Earlier this summer I found myself engaged in an online discussion about the future of teaching, the question posed as follows: will those schools that do not adapt to the new reality of the internet continue to be sustainable and what is the future of teaching?
The question itself seemed to beg a false either/or choice: embrace the virtual world and survive, or adhere to face-to-face learning and perhaps go the way of the dinosaur. In the headlong drive to take on technology, it seemed to me that a more fundamental question remained unasked and unanswered: what is the goal of education to begin with?
I found myself referencing Sir Thomas More, whose sixteenth-century wisdom still applies: “One of the greatest problems of our time is that many are schooled but few are educated.”

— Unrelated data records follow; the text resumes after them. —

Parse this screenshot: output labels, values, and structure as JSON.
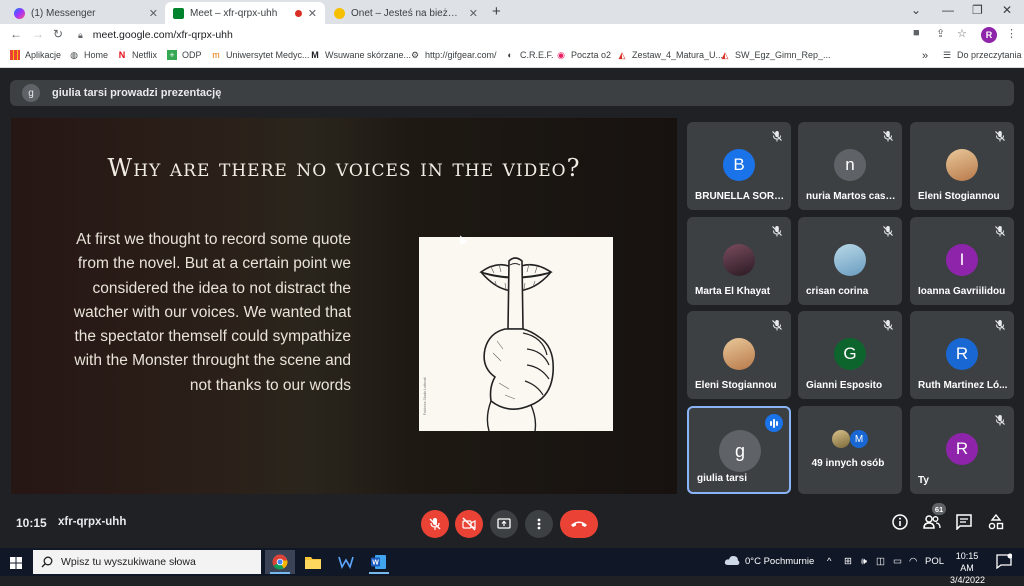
{
  "browser": {
    "tabs": [
      {
        "title": "(1) Messenger",
        "close": "✕"
      },
      {
        "title": "Meet – xfr-qrpx-uhh",
        "close": "✕"
      },
      {
        "title": "Onet – Jesteś na bieżąco",
        "close": "✕"
      }
    ],
    "new_tab": "+",
    "window_controls": {
      "minimize": "—",
      "maximize": "❐",
      "close": "✕",
      "tab_search": "⌄"
    },
    "url": "meet.google.com/xfr-qrpx-uhh",
    "profile_initial": "R",
    "bookmarks": [
      "Aplikacje",
      "Home",
      "Netflix",
      "ODP",
      "Uniwersytet Medyc...",
      "Wsuwane skórzane...",
      "http://gifgear.com/",
      "C.R.E.F.",
      "Poczta o2",
      "Zestaw_4_Matura_U...",
      "SW_Egz_Gimn_Rep_...",
      "Do przeczytania"
    ],
    "bookmarks_overflow": "»"
  },
  "meet": {
    "presenter_initial": "g",
    "presenter_banner": "giulia tarsi prowadzi prezentację",
    "slide": {
      "title": "Why are there no voices in the video?",
      "body": "At first we thought to record some quote from the novel. But at a certain point we considered the idea to not distract the watcher with our voices. We wanted that the spectator themself could sympathize with the Monster throught the scene and not thanks to our words",
      "image_caption": "Fabbrica Studio Lotterati"
    },
    "participants": [
      {
        "name": "BRUNELLA SORBE...",
        "initial": "B",
        "color": "#1a73e8",
        "muted": true
      },
      {
        "name": "nuria Martos casa...",
        "initial": "n",
        "color": "#5f6368",
        "muted": true
      },
      {
        "name": "Eleni Stogiannou",
        "initial": "",
        "color": "#c9a27a",
        "muted": true
      },
      {
        "name": "Marta El Khayat",
        "initial": "",
        "color": "#5a3a4a",
        "muted": true
      },
      {
        "name": "crisan corina",
        "initial": "",
        "color": "#8fb7c9",
        "muted": true
      },
      {
        "name": "Ioanna Gavriilidou",
        "initial": "I",
        "color": "#8e24aa",
        "muted": true
      },
      {
        "name": "Eleni Stogiannou",
        "initial": "",
        "color": "#c9a27a",
        "muted": true
      },
      {
        "name": "Gianni Esposito",
        "initial": "G",
        "color": "#0d652d",
        "muted": true
      },
      {
        "name": "Ruth Martinez Ló...",
        "initial": "R",
        "color": "#1967d2",
        "muted": true
      },
      {
        "name": "giulia tarsi",
        "initial": "g",
        "color": "#5f6368",
        "muted": false
      },
      {
        "name": "49 innych osób",
        "initial": "M",
        "color": "#1967d2",
        "muted": false
      },
      {
        "name": "Ty",
        "initial": "R",
        "color": "#8e24aa",
        "muted": true
      }
    ],
    "time": "10:15",
    "meeting_code": "xfr-qrpx-uhh",
    "people_count": "61"
  },
  "taskbar": {
    "search_placeholder": "Wpisz tu wyszukiwane słowa",
    "weather": "0°C  Pochmurnie",
    "language": "POL",
    "time": "10:15 AM",
    "date": "3/4/2022"
  }
}
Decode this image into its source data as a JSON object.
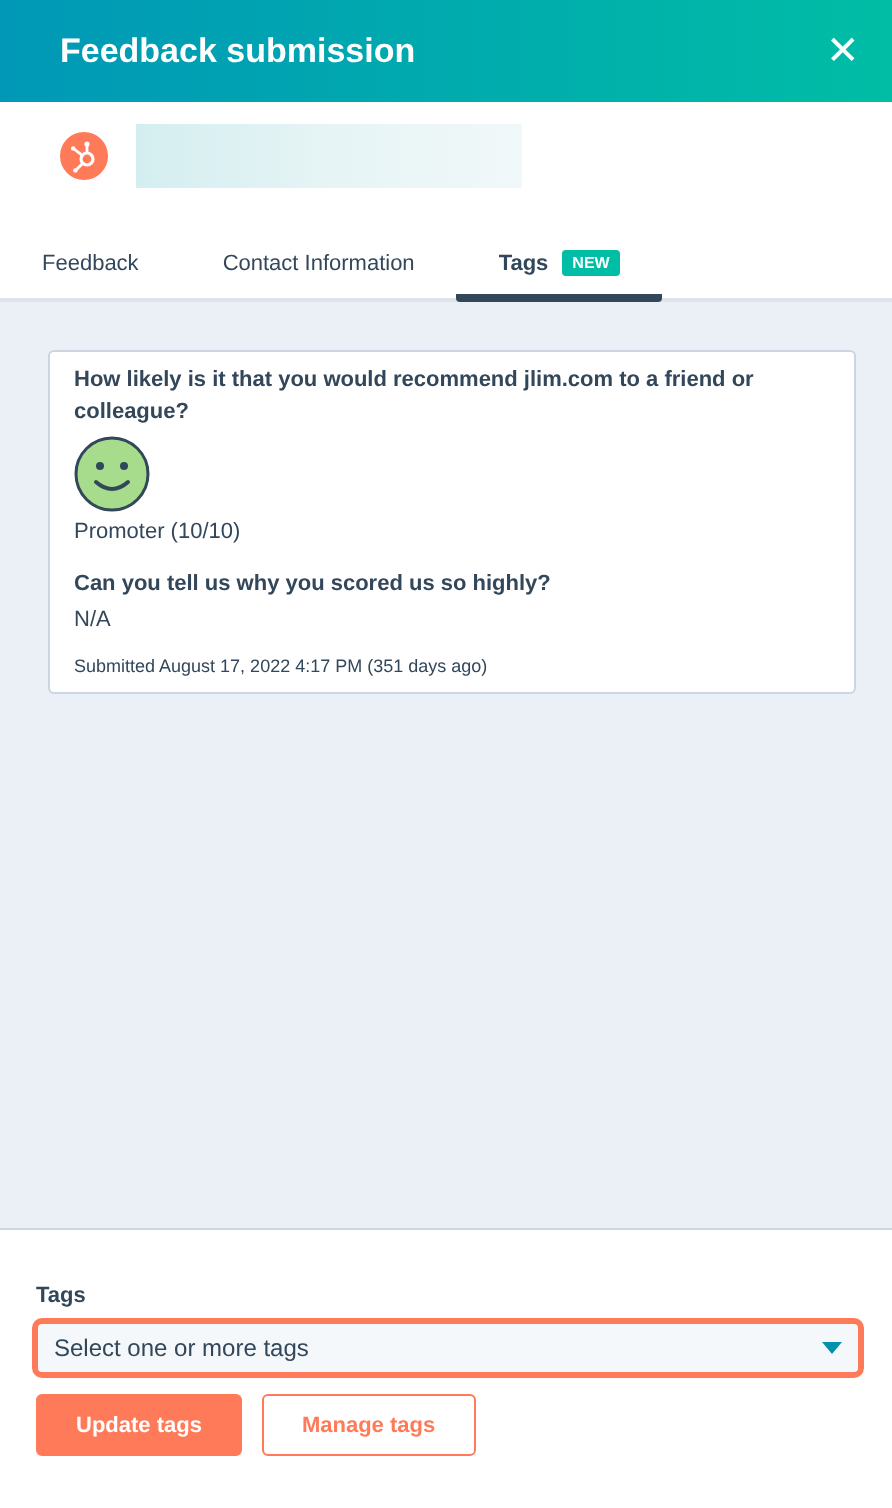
{
  "window": {
    "title": "Feedback submission",
    "close": "✕"
  },
  "tabs": [
    {
      "label": "Feedback",
      "selected": false
    },
    {
      "label": "Contact Information",
      "selected": false
    },
    {
      "label": "Tags",
      "selected": true,
      "badge": "NEW"
    }
  ],
  "submission": {
    "items": [
      {
        "question": "How likely is it that you would recommend jlim.com to a friend or colleague?",
        "answer": "Promoter (10/10)",
        "kind": "rating"
      },
      {
        "question": "Can you tell us why you scored us so highly?",
        "answer": "N/A",
        "kind": "text"
      }
    ],
    "submitted": "Submitted August 17, 2022 4:17 PM (351 days ago)"
  },
  "tags_field": {
    "label": "Tags",
    "placeholder": "Select one or more tags",
    "focused": true
  },
  "buttons": [
    {
      "label": "Update tags",
      "kind": "primary"
    },
    {
      "label": "Manage tags",
      "kind": "secondary"
    }
  ]
}
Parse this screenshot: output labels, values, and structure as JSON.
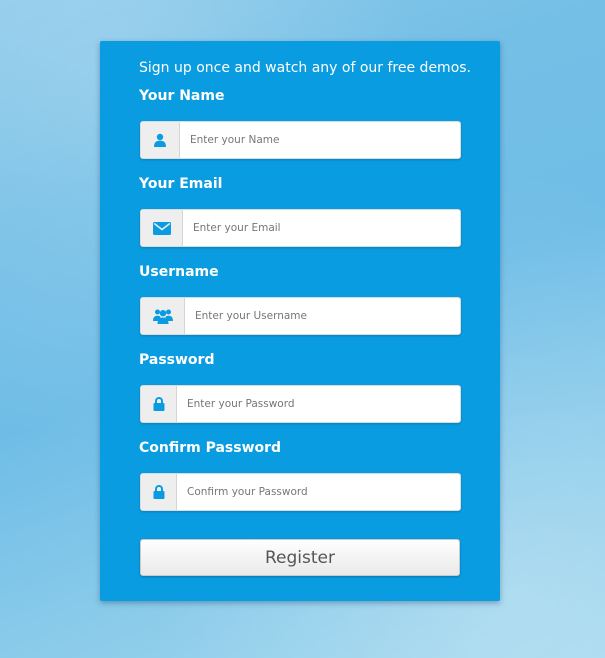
{
  "form": {
    "intro": "Sign up once and watch any of our free demos.",
    "fields": [
      {
        "label": "Your Name",
        "placeholder": "Enter your Name",
        "icon": "user-icon"
      },
      {
        "label": "Your Email",
        "placeholder": "Enter your Email",
        "icon": "envelope-icon"
      },
      {
        "label": "Username",
        "placeholder": "Enter your Username",
        "icon": "users-icon"
      },
      {
        "label": "Password",
        "placeholder": "Enter your Password",
        "icon": "lock-icon"
      },
      {
        "label": "Confirm Password",
        "placeholder": "Confirm your Password",
        "icon": "lock-icon"
      }
    ],
    "register_label": "Register"
  },
  "colors": {
    "panel": "#0a9ce0",
    "icon": "#0a9ce0",
    "background": "#74bfe6"
  }
}
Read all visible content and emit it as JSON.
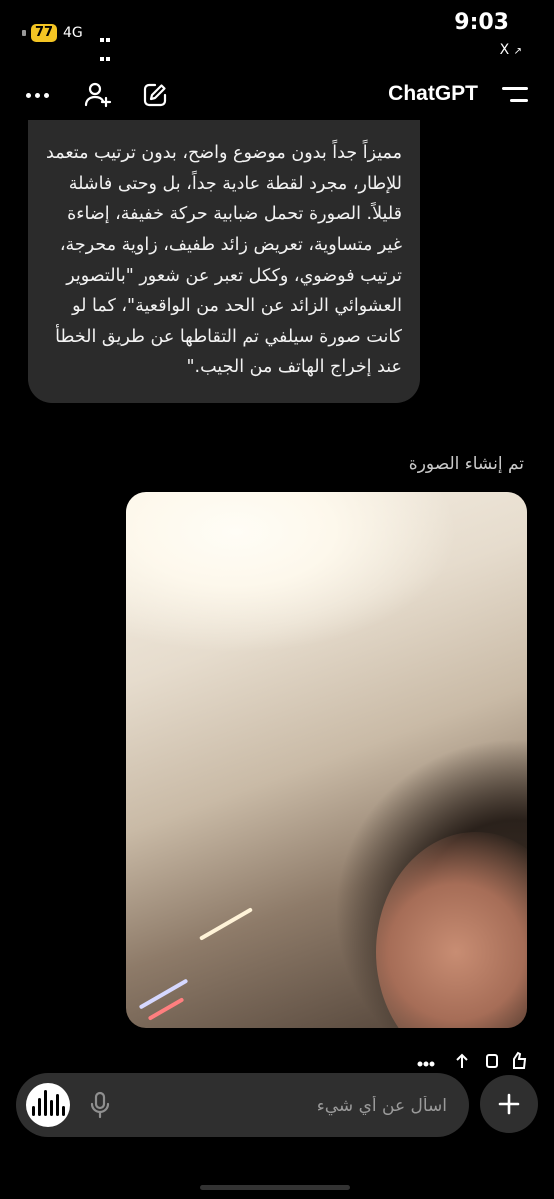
{
  "status_bar": {
    "battery": "77",
    "network": "4G",
    "time": "9:03",
    "back_app": "X"
  },
  "header": {
    "title": "ChatGPT",
    "icons": [
      "more-icon",
      "add-user-icon",
      "edit-icon",
      "menu-icon"
    ]
  },
  "chat": {
    "assistant_message": "مميزاً جداً بدون موضوع واضح، بدون ترتيب متعمد للإطار، مجرد لقطة عادية جداً، بل وحتى فاشلة قليلاً. الصورة تحمل ضبابية حركة خفيفة، إضاءة غير متساوية، تعريض زائد طفيف، زاوية محرجة، ترتيب فوضوي، وككل تعبر عن شعور \"بالتصوير العشوائي الزائد عن الحد من الواقعية\"، كما لو كانت صورة سيلفي تم التقاطها عن طريق الخطأ عند إخراج الهاتف من الجيب.\"",
    "generated_label": "تم إنشاء الصورة",
    "image_alt": "Blurry accidental selfie",
    "action_icons": [
      "more-icon",
      "share-icon",
      "copy-icon",
      "like-icon"
    ]
  },
  "composer": {
    "placeholder": "اسأل عن أي شيء",
    "value": ""
  },
  "colors": {
    "background": "#000000",
    "bubble": "#2b2b2b",
    "composer": "#2f2f2f",
    "battery": "#f3c423"
  }
}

More believed that the goal of education is to “entice the soul to emerge from its cocoon.” This required, he believed, that we be exposed vulnerably to the transformative events of an engaged human life. And at the heart of this transformation is the human encounter.
It seems to me that our challenge as educators has not changed much since the sixteenth century. Like More, I remain firm in my belief that the human encounter is at the heart of a true education; and that encounter requires a skilled and very human teacher. Schools that do this well and bravely will be always relevant and cherished.
We do, however, have more and new ways to engage in meaningful (or meaningless) human encounters.
So for me the question is less whether we adapt or die, but how can we make sense of this “brave new world” of burgeoning technologies to enrich the human encounter, to feed the soul rather than starve it, and to broaden our hearts, minds, spirits, and creativity rather than stultify or commodify them?
Episcopal schools are in an extraordinary position to grapple creatively with these tensions. How will we respond?